=== AIM OF THE TASK ===
Only the lines of the data holding the string "link" need to be returned.

[Data about app and page elements]
____
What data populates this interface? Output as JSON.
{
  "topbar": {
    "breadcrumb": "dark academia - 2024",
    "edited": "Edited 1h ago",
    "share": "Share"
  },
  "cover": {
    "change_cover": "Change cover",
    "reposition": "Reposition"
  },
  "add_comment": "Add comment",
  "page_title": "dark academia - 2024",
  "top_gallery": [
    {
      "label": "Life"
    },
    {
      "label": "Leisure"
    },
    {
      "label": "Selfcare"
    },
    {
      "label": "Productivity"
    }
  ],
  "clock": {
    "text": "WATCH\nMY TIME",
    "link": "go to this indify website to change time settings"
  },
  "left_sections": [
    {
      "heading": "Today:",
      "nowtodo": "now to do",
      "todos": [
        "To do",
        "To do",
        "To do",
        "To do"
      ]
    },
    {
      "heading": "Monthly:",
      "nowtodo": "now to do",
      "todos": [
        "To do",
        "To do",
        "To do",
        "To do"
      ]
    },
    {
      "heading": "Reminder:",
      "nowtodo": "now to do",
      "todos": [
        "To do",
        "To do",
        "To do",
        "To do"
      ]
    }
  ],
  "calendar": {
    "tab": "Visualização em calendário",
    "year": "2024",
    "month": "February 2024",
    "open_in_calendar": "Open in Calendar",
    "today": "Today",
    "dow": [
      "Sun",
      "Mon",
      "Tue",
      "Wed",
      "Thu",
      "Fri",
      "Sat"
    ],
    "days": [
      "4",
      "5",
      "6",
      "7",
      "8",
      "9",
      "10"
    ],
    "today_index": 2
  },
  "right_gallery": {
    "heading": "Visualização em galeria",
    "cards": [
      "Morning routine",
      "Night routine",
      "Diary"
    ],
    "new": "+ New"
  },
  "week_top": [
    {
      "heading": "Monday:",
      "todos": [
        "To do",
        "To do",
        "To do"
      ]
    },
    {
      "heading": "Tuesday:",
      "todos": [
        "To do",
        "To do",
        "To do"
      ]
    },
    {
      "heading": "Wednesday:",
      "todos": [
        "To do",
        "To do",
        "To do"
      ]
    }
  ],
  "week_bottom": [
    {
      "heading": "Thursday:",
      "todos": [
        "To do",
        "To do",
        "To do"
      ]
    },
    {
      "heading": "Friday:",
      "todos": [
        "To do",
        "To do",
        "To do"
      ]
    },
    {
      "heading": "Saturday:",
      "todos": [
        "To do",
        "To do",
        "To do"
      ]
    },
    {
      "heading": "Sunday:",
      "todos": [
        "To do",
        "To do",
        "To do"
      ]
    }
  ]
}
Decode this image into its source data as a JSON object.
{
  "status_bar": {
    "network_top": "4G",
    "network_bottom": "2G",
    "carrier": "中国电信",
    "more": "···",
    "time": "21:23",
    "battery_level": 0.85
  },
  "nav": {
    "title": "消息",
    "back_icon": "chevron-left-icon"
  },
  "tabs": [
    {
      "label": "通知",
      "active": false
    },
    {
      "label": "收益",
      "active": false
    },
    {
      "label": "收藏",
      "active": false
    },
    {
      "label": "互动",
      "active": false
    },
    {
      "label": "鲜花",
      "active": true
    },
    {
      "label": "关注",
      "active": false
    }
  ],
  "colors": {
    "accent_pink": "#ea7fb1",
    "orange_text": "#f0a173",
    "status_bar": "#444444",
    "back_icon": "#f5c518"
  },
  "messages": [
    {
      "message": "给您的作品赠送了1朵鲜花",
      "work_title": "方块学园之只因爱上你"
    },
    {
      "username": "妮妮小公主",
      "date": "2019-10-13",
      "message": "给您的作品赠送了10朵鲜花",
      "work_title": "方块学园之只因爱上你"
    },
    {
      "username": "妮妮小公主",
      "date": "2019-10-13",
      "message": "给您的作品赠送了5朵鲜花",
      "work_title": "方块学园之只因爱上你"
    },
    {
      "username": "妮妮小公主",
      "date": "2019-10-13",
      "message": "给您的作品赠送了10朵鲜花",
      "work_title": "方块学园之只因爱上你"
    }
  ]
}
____
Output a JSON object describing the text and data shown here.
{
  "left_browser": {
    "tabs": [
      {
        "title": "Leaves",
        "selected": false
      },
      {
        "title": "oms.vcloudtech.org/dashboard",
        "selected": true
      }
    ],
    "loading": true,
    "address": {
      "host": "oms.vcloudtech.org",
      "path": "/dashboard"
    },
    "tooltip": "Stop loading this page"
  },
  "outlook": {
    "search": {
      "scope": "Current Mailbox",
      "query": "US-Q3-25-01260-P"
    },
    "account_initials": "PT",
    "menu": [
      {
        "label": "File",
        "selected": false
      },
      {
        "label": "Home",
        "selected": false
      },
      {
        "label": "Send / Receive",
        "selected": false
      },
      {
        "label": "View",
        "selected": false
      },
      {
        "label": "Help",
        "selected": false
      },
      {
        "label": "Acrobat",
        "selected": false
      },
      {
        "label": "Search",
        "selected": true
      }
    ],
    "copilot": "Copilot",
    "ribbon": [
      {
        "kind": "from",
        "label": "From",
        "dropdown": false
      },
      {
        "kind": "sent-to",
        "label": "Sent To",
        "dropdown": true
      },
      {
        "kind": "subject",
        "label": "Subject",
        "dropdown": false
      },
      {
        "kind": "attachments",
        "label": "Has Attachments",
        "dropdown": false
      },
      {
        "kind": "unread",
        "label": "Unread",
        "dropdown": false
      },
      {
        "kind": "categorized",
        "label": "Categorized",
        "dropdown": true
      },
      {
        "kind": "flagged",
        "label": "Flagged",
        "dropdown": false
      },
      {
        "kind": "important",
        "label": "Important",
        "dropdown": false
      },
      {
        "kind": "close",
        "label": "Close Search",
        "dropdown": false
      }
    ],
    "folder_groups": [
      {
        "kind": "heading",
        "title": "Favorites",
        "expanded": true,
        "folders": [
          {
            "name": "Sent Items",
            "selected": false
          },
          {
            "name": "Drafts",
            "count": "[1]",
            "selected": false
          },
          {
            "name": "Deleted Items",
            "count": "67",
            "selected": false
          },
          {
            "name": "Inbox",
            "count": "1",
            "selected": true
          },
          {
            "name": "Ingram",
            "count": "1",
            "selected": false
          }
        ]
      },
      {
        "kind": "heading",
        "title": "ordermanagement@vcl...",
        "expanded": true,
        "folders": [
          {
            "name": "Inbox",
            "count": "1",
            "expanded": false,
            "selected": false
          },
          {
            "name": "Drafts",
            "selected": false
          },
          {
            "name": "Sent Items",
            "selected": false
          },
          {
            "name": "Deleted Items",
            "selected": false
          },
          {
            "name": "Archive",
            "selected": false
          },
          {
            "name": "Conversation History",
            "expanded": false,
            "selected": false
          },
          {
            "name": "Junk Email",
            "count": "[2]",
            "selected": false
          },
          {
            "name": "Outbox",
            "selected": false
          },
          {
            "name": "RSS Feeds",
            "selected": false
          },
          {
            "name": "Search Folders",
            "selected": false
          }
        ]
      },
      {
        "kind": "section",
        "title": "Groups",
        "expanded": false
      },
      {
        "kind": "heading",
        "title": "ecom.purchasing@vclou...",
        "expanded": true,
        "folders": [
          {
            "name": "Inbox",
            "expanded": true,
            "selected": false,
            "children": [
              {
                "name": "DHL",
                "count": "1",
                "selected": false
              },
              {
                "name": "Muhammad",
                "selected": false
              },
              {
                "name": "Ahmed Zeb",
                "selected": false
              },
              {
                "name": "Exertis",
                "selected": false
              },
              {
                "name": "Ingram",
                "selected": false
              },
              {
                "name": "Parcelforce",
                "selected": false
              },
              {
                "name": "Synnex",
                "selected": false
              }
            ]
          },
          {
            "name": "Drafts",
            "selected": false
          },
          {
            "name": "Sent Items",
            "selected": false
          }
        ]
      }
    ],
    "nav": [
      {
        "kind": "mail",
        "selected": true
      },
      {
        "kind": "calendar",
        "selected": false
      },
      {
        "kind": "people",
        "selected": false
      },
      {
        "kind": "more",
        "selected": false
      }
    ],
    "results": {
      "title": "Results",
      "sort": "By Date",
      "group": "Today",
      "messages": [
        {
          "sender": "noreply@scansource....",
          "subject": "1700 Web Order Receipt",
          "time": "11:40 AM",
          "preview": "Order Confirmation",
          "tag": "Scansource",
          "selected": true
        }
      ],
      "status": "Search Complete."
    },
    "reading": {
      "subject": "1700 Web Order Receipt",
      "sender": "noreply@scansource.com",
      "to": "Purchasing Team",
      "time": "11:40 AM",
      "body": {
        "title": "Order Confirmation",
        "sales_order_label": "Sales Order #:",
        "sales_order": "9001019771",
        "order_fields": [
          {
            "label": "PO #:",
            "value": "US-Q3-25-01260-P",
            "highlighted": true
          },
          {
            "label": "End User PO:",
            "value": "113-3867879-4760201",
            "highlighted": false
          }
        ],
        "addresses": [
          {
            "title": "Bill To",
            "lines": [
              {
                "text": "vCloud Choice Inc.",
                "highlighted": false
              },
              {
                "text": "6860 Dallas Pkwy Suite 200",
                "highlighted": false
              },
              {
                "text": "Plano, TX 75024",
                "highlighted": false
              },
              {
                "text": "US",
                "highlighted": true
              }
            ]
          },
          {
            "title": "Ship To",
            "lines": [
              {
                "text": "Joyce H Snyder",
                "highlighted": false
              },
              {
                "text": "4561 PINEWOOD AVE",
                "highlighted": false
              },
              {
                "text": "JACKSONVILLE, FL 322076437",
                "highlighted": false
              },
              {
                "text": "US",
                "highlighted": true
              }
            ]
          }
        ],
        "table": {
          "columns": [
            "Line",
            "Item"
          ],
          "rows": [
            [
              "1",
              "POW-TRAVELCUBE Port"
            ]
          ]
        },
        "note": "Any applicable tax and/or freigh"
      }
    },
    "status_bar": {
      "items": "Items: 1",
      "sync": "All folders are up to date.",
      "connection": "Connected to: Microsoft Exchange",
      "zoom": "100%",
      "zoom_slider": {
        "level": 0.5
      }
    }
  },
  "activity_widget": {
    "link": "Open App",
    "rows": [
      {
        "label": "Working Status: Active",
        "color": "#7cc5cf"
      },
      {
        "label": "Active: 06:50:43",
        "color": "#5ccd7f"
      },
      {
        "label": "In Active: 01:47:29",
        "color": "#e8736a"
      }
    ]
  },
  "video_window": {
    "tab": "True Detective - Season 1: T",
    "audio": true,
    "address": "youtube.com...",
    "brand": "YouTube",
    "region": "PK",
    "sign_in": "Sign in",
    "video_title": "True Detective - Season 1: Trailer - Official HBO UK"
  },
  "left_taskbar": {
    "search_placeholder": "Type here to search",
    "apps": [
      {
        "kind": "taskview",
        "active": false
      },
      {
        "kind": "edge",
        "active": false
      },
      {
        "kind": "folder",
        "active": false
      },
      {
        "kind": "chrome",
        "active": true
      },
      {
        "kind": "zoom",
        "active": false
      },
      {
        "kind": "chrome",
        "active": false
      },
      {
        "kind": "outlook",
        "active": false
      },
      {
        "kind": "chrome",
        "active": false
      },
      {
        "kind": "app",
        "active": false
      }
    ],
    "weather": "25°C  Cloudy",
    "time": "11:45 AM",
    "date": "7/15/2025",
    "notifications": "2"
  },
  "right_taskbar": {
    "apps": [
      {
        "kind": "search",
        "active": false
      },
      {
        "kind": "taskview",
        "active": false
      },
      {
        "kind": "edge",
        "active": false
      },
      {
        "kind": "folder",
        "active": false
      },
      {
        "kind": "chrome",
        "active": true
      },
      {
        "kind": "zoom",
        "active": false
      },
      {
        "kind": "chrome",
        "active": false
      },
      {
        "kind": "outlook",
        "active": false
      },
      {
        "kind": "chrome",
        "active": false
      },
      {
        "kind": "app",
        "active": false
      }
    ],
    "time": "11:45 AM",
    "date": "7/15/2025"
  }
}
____
=== EXERCISE RESPONSE ===
    "link": "go to this indify website to change time settings"
    "link": "Open App",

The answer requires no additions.